With an entry list that includes the return of the big boats, as the Maxis of the IMA (International Maxi Association) join the fray, the 18th edition of PalmaVela will muster a hundred teams that include ORCs, Swan 42s, J80s, Dragons, Vintage and Classics.
“With the return of the maxis to the regatta, PalmaVela returns to the bay of Palma and to the club’s pontoons in all of its magnificent apring splendour,” says Emerico Fuster, president of the Real Club Náutico de Palma, who describes the competition as “A very diverse regatta with a fleet of small keelboats like Dragons and also big boats such as the maxis.”
Apart from the competition on the water, Fuster highlights that “the regatta will bring about two thousand people in the city of Palma, adding to the good Easter that our hoteliers and restaurateurs have had. Without a doubt, one more sign that we are returning to a certain type of normality.
The first act of the 18th PalmaVela will be La Larga-The Offshore Race of PalmaVela, which in its second edition will be held in the waters of the Balearic archipelago with the start, from the bay of Palma, scheduled at 12:00 local time on May 1 .
In the last edition, victory went to the hands of the Danish VO70, Trifork, that completed the 220nm between Palma, Dragonera, Ibiza, Formentera and Cabrera, arriving in front of the Cathedral of Mallorca, in a time of 21 hours 45mins. In so doing, it set the first record in the history of this competition recently launched by the Real Club Náutico de Palma as part of the program for the 17th PalmaVela held last October.
In the ORC A2 class on corrected time on the ‘short’ course of 163 nm (Palma-Dragonera-Tagomago-Cabrera-Palma) was by Hydra, owned by Óscar Chaves, with a record of 22 hours and 40 minutes.
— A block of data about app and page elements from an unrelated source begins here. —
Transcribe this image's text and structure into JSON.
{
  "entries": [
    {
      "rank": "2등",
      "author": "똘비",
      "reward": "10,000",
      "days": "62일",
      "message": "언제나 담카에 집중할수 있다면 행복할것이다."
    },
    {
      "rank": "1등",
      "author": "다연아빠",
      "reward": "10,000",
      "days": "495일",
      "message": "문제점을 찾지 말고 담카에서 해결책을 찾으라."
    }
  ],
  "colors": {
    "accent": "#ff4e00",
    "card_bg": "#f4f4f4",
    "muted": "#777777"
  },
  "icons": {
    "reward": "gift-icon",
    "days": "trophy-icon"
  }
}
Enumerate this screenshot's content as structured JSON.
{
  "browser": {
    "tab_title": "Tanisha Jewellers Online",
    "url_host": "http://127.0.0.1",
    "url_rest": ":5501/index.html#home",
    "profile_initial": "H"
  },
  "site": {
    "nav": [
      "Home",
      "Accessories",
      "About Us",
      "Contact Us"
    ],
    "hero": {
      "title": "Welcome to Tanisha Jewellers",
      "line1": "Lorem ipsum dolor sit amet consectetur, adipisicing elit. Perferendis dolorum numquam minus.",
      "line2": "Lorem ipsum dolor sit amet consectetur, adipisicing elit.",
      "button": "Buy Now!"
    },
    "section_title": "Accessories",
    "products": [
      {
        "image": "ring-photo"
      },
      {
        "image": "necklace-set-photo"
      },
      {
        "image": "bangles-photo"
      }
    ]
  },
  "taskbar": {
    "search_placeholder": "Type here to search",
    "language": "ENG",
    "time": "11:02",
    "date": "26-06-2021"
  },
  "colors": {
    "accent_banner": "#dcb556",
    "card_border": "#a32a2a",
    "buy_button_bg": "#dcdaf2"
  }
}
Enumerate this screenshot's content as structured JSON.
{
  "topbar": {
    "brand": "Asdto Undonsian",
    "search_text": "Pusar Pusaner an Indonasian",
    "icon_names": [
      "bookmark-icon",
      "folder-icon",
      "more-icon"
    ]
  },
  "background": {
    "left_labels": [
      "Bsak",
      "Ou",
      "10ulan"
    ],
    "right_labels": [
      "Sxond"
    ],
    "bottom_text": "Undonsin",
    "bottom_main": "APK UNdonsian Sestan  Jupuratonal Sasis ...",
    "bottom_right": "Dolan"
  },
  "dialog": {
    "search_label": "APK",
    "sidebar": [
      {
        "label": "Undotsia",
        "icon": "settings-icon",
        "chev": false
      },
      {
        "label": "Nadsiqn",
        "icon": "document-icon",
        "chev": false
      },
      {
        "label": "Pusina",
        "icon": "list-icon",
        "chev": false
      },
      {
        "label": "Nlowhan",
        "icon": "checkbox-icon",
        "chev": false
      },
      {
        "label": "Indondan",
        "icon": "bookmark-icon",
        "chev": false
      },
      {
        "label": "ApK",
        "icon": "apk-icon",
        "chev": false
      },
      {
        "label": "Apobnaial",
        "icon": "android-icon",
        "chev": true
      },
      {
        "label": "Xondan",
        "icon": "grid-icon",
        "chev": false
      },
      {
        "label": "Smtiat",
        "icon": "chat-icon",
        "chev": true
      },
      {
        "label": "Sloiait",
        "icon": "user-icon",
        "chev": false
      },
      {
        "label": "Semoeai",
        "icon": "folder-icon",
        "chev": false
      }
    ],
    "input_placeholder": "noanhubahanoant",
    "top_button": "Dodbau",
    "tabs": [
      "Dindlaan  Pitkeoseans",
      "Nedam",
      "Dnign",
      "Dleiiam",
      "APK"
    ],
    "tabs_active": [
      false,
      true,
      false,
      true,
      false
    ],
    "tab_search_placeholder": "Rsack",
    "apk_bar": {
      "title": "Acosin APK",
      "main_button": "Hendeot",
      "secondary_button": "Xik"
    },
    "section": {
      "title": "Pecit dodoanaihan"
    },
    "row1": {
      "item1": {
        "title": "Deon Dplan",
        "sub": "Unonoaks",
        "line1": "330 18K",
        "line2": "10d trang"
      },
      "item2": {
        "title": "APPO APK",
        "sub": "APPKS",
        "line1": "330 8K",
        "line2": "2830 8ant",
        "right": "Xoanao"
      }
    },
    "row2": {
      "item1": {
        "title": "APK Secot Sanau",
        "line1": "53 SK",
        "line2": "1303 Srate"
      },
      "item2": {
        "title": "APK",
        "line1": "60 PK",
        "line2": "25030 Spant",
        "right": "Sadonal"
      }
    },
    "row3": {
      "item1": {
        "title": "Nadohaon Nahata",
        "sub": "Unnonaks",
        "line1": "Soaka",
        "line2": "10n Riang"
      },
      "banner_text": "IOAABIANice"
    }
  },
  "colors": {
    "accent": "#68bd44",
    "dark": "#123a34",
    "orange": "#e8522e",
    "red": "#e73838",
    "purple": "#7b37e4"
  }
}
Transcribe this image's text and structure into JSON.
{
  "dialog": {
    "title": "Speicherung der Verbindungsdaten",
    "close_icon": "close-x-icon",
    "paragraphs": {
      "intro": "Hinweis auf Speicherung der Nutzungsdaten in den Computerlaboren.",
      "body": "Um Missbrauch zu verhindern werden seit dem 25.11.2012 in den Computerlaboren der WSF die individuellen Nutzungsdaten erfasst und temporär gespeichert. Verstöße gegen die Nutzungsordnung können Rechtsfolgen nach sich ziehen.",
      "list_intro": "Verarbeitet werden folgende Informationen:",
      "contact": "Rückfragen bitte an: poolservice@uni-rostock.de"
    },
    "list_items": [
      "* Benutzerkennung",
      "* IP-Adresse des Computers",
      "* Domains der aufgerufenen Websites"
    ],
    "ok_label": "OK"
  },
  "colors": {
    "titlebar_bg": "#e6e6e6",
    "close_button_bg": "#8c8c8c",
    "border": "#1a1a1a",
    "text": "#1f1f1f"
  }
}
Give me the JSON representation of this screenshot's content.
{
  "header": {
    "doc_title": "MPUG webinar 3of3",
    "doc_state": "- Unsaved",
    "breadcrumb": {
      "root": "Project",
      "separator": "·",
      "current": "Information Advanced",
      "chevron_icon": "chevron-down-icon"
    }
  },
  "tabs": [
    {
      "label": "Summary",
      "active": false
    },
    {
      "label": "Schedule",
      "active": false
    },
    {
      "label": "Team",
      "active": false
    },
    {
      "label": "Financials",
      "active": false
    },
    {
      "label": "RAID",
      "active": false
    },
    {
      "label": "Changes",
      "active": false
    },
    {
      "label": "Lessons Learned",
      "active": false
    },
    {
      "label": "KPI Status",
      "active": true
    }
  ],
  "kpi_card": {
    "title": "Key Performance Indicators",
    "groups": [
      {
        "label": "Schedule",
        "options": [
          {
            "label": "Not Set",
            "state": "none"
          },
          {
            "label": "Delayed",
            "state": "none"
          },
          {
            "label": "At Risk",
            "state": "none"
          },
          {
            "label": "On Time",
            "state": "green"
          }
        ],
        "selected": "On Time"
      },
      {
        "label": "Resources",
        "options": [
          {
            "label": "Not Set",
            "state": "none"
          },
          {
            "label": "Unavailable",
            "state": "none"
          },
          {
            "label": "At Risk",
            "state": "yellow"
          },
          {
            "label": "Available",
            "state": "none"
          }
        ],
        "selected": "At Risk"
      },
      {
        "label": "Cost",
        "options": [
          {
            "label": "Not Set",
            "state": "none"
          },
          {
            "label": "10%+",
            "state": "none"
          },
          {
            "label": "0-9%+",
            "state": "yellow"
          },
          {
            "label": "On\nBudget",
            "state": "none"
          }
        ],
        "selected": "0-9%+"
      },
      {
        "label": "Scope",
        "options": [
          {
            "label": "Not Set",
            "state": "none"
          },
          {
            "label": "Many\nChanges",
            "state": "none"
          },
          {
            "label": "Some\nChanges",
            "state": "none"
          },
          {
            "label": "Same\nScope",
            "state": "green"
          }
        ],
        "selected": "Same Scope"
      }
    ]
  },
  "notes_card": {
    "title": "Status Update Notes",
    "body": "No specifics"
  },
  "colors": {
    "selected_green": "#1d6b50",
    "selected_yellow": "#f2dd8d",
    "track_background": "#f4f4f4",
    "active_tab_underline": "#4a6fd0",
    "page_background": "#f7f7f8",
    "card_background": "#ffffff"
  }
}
However, in this case the victory was not for the fastest boat but for the one that, curiously, crossed the finish line in last position: the First 31.7 Blaumarina, owned by Miguel Enseñat, which transformed a record of almost 29 hours in a hard-fought victory, the fruit of patience and highly commendable determination.
Victory in the full crew ORC class went to Jaume Morrell’s Mestral Fast, which closed the 163-nm course in 27 hours and 657 minutes, gaining a 49-minute lead in compensated over the second classified, the Meerblick Fun owned by Otto Pohlman.
This week the Real Club Náutico de Palma has begun preparations both on shore and at sea to welcome the hundred teams from 20 countries which, including sailors, shore teams and organization, will exceed 2,000 people involved in the regatta and who will live Palma between the end of April and the beginning of May.